The Jewish Philosopher: Before Dr. Laura, before Dr. Ruth, before Ann Landers, there was C. Israel Lutsky, "The Jewish Philosopher"-the first advice columnist of the air. Despite his lack of credentials, and an abrasive on-air presence, Lutsky quickly became one of the best known and most beloved figures on Jewish radio. English translation of "The Jewish Philosopher" by Carl Reiner.
Yiddish Melodies in Swing: The show, which ran from 1938 until 1955 on radio station WHN in New York, celebrated a peculiar but wonderful hybrid: the mixture of traditional Yiddish klezmer music with popular American swing. Only 40 episodes of the program survive. The segment is narrated by one-time Yiddish singing star Claire Barry, the last surviving member of the show's cast.
Levine and His Flying Machine: Two weeks after Charles A. Lindbergh's historic flight across the Atlantic in June 1927, a second plane set out to cross the ocean. It was carrying Charles A. Levine, the man destined to become the world's first transatlantic passenger. To America's Jewish immigrants, Levine's accomplishment was nothing short of miraculous, celebrated in song and story, retold again and again on Yiddish radio, and then completely forgotten. The tale of Levine's spectacular rise, and the previously unknown account of his terrible fall is told in this segment.
Reunion: Decades before the term "Holocaust" was even part of our vocabulary, this short-lived series featured the voice of a Holocaust survivor telling his own story. Seigbert Freiberg was his name, and his story was unlike anything ever before heard on the radio. The Yiddish Radio Project presents an extraordinary historical artifact.
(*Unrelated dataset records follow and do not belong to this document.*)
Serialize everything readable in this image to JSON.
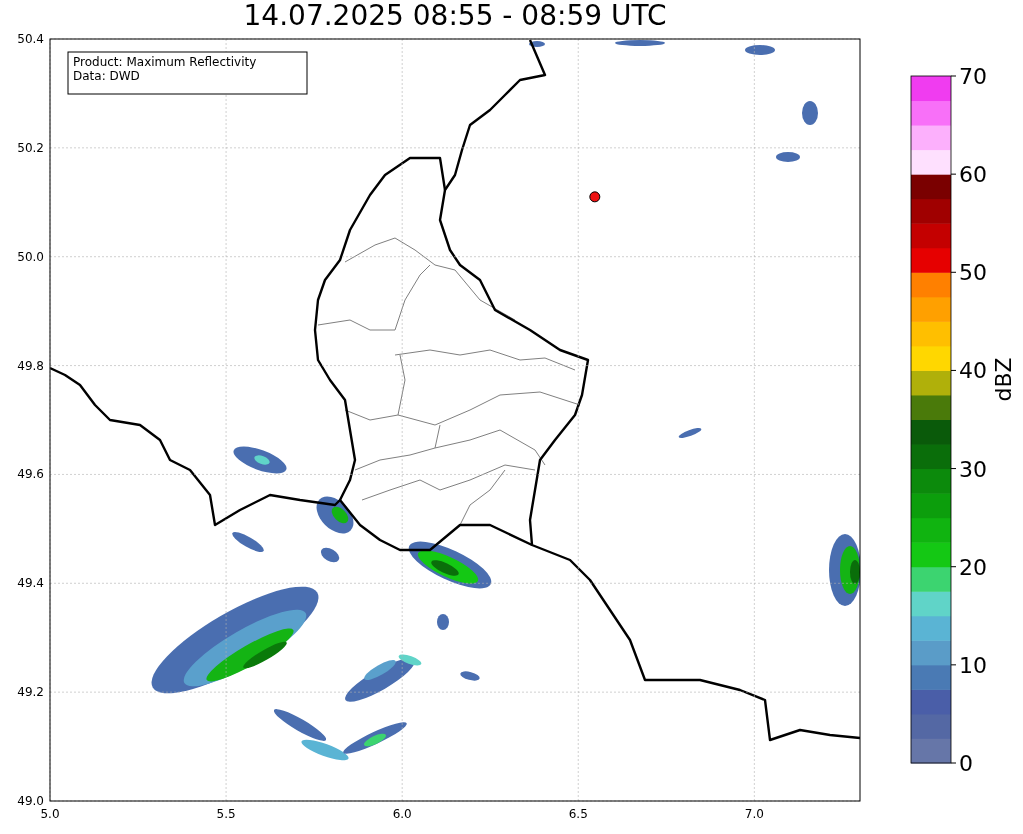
{
  "chart_data": {
    "type": "scatter",
    "title": "14.07.2025 08:55 - 08:59 UTC",
    "xlim": [
      5.0,
      7.3
    ],
    "ylim": [
      49.0,
      50.4
    ],
    "xticks": [
      {
        "value": 5.0,
        "label": "5.0"
      },
      {
        "value": 5.5,
        "label": "5.5"
      },
      {
        "value": 6.0,
        "label": "6.0"
      },
      {
        "value": 6.5,
        "label": "6.5"
      },
      {
        "value": 7.0,
        "label": "7.0"
      }
    ],
    "yticks": [
      {
        "value": 49.0,
        "label": "49.0"
      },
      {
        "value": 49.2,
        "label": "49.2"
      },
      {
        "value": 49.4,
        "label": "49.4"
      },
      {
        "value": 49.6,
        "label": "49.6"
      },
      {
        "value": 49.8,
        "label": "49.8"
      },
      {
        "value": 50.0,
        "label": "50.0"
      },
      {
        "value": 50.2,
        "label": "50.2"
      },
      {
        "value": 50.4,
        "label": "50.4"
      }
    ],
    "x": [
      6.547
    ],
    "series": [
      {
        "color": "#ee1111",
        "values": [
          50.11
        ]
      }
    ],
    "annotations": [
      "Product: Maximum Reflectivity",
      "Data: DWD"
    ],
    "grid": true
  },
  "colorbar": {
    "label": "dBZ",
    "ticks": [
      "70",
      "60",
      "50",
      "40",
      "30",
      "20",
      "10",
      "0"
    ],
    "bands": [
      {
        "color": "#6676a8"
      },
      {
        "color": "#5468a4"
      },
      {
        "color": "#4a5ea8"
      },
      {
        "color": "#4a7ab4"
      },
      {
        "color": "#5a9cc8"
      },
      {
        "color": "#5ab4d4"
      },
      {
        "color": "#60d4c8"
      },
      {
        "color": "#3cd470"
      },
      {
        "color": "#14c814"
      },
      {
        "color": "#10b410"
      },
      {
        "color": "#0c9e0c"
      },
      {
        "color": "#0c8a0c"
      },
      {
        "color": "#0a6e0a"
      },
      {
        "color": "#0a5a0a"
      },
      {
        "color": "#4a7a0a"
      },
      {
        "color": "#b0b00a"
      },
      {
        "color": "#ffd700"
      },
      {
        "color": "#ffbf00"
      },
      {
        "color": "#ffa000"
      },
      {
        "color": "#ff8000"
      },
      {
        "color": "#e60000"
      },
      {
        "color": "#c40000"
      },
      {
        "color": "#a00000"
      },
      {
        "color": "#7a0000"
      },
      {
        "color": "#fee0fe"
      },
      {
        "color": "#fcb0fc"
      },
      {
        "color": "#f870f8"
      },
      {
        "color": "#f03cf0"
      }
    ]
  }
}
Musical segments include versions of the classic Bei Mir Bist du Schon by both the Andrew Sisters and Louis Prima and Keely Smith; the legendary Yiddish star Seymour Rexite performing his interpretations of, among other standards, Surrey with the Fringe on Top and Battle Hymn of the Republic; and the prolific Sam Medoff and his Orchestra on Oh Mama Am I in Love, Samson and Delilah, and Yidl Min Fitl, among others.
There are also commercials for Manischewitz Matza, Hebrew National foods, Barbasol shave cream, and AJAX cleanser, among other products.
NPR, renowned for journalistic excellence and standard-setting news, information and cultural programming, serves a growing audience of 16 million Americans each week via more than 640 public radio stations. NPR Onlinesm at www.npr.org brings hourly newscasts, news features, commentaries and live events to Internet users through original online reports, audio streaming and other multimedia elements. NPR also distributes programming to listeners in Europe, Asia, Australia and Africa via NPR Worldwide, to military installations overseas via American Forces Network and throughout Japan via cable.
Established as a non-profit organization in 1994 by MacArthur Fellow David Isay, Sound Portraits Productions is an independent production company dedicated to telling stories that bring neglected American voices to a national audience. Whether on the radio, in print, or on the Web, Sound Portraits is committed to producing innovative works of lasting educational, cultural, and artistic value.